[INPUT DATA Boundary: Start]

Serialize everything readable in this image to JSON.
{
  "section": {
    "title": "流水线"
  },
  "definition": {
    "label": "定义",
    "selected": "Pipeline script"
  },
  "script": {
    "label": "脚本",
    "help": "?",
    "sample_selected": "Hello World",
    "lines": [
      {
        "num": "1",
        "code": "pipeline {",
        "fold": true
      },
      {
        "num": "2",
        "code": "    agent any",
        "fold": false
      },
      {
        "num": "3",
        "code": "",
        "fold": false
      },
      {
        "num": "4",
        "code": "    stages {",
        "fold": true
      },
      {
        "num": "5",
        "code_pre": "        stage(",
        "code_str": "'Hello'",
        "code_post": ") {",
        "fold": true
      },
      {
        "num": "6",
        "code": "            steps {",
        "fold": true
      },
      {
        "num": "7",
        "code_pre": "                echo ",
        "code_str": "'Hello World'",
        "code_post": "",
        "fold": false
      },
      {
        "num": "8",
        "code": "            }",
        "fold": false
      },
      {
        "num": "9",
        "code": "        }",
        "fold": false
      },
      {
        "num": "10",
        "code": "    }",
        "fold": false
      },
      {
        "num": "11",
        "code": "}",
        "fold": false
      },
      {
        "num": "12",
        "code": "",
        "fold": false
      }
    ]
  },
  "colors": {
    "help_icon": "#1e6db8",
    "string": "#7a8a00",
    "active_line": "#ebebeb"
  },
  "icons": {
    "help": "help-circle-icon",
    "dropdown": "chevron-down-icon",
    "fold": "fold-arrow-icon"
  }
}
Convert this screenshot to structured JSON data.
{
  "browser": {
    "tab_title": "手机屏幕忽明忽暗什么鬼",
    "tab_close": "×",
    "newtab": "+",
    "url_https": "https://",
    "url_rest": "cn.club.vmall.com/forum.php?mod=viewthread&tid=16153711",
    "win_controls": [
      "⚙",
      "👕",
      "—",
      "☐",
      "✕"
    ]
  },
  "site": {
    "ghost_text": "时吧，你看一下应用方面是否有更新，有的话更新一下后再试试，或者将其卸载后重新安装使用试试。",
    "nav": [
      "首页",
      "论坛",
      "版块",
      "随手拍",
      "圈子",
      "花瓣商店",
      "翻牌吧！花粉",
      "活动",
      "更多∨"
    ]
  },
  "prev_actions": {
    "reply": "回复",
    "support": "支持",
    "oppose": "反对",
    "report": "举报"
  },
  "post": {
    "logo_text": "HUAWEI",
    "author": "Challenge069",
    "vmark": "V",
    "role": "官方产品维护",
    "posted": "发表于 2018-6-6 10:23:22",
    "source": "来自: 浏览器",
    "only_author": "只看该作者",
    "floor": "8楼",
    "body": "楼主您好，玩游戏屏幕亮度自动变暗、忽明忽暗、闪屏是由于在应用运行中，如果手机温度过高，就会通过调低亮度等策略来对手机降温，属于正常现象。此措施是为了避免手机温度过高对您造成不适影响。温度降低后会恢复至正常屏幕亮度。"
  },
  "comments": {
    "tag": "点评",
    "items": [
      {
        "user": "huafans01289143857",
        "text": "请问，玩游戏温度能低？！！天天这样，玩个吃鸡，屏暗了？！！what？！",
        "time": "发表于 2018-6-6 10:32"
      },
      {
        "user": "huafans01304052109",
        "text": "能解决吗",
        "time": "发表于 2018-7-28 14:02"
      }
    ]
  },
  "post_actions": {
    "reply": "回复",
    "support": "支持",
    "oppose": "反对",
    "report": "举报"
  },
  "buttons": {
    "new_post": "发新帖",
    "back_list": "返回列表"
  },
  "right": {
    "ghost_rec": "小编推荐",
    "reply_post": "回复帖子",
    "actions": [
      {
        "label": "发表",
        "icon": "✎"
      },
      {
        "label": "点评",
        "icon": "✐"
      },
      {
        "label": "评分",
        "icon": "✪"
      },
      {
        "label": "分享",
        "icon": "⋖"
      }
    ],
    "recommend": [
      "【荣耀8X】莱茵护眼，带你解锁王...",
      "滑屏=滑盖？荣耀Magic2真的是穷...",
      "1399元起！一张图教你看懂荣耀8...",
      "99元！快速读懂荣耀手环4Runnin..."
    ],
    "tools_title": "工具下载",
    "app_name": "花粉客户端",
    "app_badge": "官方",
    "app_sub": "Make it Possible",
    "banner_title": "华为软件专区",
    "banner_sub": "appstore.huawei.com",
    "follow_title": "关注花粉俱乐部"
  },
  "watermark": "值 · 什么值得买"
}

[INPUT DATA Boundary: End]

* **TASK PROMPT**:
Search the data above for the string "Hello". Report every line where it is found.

* **TASK RESULT**:
    "sample_selected": "Hello World",
        "code_str": "'Hello'",
        "code_str": "'Hello World'",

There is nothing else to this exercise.